  1. since epics are big, they may contain many possible value deliveries to clients – which one are we validating?
  2. what happens if we invalidate the hypothesis? In the Lean Startup we’d pivot. But in SAFe we are doing planning events 2-3 months out. A pivot is possible, but it would be massively expensive since we’d have to replan the program increment.

The challenge is inherent in starting out our portfolio management with epics. They are big and although we have a vision and strategic themes to which they are aligned to, ordering epics is difficult if not impossible. Trying to do weighted shortest job first on epics can only be done as a broad stroke. This is because epics, by definition are big and not all of one epic will be more important than all of another epic.

A reflection on the challenges this model presents

There are a few significant challenges this model represents. The intentions behind “solutions”, “capabilities” and even “epics” are needed at even Essential SAFe but aren’t present. Terms on the business side are also being tied to how they are implemented on the technology side. This is not necessarily a good thing. If an improvement is made in organizing the talent something may change from a capability to a feature or vice versa.

In many ways a term depends upon the context in which it is used and is often overloaded in meaning. For example, Epics may contain something that runs across multiple trains when at “Full SAFe” or “Portfolio SAFe” but are not even present at the “Large Solution” level which is in between the too. And, although not present in “Essential SAFe” they are typically used before features are defined.

While these challenges can be overcome, a simpler way of looking at the artifacts has value.

Focusing on the intention of the artifacts

STRATEGIC THEMES. Businesses need to have long term goals and strategic themes provide a long lasting view for what is being created.

EPICS serve as containers for these views. Potential solutions as well as how MVPs will be used to validate the hypothesis that there is value must be part of an epic.

SOLUTIONS represent the offerings to be made to the customer, whether internal or external. Solutions must have a VISION that describes the solution we are building in terms of both customer and stakeholder needs.

WHEN SOLUTIONS MUST SPAN PROGRAM INCREMENTS we use capabilities to capture the solution behavior.

WHEN SOLUTIONS CAN BE DONE WITHIN A PROGRAM INCREMENT we use features to capture the solution behavior.

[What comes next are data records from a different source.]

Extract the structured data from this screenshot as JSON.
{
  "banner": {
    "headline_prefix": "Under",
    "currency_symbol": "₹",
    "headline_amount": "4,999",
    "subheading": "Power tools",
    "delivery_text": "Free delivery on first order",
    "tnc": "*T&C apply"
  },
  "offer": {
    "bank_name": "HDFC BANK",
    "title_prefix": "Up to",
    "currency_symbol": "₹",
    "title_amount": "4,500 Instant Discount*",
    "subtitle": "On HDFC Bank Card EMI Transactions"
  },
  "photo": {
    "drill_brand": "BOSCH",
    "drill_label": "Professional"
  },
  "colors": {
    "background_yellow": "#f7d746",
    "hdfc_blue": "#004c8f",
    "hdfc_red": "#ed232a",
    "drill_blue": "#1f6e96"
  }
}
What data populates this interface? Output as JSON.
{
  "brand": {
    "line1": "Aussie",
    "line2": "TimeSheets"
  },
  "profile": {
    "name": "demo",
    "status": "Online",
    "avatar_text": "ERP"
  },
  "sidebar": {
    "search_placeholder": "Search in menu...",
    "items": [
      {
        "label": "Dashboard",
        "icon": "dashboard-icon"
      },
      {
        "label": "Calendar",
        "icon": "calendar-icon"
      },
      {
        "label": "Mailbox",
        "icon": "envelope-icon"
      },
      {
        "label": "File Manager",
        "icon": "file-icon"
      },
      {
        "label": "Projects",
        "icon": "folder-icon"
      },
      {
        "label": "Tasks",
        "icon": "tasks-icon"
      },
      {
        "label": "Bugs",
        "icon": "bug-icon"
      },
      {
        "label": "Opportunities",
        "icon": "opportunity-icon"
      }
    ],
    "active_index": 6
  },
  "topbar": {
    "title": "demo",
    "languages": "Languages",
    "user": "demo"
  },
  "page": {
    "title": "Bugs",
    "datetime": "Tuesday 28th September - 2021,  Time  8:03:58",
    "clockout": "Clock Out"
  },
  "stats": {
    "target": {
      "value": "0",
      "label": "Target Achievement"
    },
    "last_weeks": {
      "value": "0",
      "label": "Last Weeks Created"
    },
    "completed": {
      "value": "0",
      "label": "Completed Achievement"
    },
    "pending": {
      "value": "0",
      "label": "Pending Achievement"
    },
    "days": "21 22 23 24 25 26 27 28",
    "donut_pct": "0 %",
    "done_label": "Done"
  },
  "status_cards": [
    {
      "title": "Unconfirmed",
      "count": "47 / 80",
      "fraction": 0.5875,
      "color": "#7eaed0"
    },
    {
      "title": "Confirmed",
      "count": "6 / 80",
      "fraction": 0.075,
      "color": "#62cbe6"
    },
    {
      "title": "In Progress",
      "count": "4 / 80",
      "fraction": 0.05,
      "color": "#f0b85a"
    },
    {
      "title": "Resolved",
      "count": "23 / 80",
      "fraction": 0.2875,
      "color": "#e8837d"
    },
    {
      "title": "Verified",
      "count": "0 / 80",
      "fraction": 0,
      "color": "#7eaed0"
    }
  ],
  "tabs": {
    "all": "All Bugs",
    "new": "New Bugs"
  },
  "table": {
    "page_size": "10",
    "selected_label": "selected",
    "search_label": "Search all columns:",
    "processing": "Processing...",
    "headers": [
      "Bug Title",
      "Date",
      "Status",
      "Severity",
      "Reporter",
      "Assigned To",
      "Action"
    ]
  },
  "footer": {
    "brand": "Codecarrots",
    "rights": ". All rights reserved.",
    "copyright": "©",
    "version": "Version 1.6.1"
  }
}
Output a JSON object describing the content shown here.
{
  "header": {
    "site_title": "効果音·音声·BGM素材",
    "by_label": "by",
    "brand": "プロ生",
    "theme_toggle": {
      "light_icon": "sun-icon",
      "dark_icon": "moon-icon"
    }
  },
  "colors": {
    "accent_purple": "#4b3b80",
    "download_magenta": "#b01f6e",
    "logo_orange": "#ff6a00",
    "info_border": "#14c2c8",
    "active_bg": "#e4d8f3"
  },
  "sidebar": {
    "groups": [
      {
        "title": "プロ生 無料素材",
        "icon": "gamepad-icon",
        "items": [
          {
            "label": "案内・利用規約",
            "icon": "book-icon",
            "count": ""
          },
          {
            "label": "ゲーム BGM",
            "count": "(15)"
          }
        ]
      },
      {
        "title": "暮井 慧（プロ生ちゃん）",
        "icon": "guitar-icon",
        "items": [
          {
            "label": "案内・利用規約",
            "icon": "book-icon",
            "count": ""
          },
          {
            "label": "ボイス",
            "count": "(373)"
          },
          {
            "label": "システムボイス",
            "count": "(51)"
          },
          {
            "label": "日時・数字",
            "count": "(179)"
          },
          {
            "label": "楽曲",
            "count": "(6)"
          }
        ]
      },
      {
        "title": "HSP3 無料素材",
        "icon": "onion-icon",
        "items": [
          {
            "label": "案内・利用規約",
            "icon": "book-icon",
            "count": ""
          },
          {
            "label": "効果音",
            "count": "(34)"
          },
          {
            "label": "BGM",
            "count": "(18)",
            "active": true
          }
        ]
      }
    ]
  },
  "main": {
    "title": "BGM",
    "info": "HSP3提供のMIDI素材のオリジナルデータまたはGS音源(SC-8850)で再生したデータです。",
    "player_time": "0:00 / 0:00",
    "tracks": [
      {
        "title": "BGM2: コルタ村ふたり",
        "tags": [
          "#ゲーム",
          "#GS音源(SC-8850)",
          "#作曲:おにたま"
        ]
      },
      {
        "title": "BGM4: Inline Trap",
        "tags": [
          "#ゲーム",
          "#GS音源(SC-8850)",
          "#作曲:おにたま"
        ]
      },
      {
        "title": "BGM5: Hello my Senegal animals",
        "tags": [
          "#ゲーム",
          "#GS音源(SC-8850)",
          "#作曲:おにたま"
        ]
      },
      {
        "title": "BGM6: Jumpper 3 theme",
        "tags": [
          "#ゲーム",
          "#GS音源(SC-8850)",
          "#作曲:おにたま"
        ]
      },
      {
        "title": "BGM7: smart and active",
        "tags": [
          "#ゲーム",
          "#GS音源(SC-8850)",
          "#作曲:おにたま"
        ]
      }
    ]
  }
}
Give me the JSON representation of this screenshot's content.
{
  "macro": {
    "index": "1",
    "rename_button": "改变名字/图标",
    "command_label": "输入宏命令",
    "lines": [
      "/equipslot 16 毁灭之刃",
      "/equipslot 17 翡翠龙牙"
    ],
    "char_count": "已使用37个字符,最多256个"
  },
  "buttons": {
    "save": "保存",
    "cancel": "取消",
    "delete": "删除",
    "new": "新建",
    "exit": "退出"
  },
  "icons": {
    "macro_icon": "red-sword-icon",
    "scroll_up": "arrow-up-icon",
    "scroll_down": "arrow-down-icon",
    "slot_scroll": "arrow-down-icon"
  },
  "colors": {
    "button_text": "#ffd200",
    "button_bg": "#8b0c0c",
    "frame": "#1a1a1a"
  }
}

VALIDATE A SOLUTION based on the hypothesis of the epic with an MVP.

Two concepts that can simplify the SAFe model

While there is no question that when adopting SAFe everyone involved should be thinking about how do we manifest business agility – the quick realization of value predictably, sustainably and with high quality. The challenge is that SAFe itself does not provide an artifact that represents this. Terms are also overloaded which adds to the confusion. What is needed is the notion of a “minimum solution increment.” That is, the smallest chunk that can be worked on that will result in realization of value. A key tenet of Agile is to descope early. Doing so enables us to focus on the work that is most valuable.  See Release Planning in Seven Minutes: Pareto vs Parkinsons to see a case study of why this is so valuable.

Another useful distinction would be to have a ” discovery and definition of value” aspect that’s defined independently of how what parts of technology will be used to implement it. While that is a consideration that must be attended to, it has little relevanace to the business value being defined.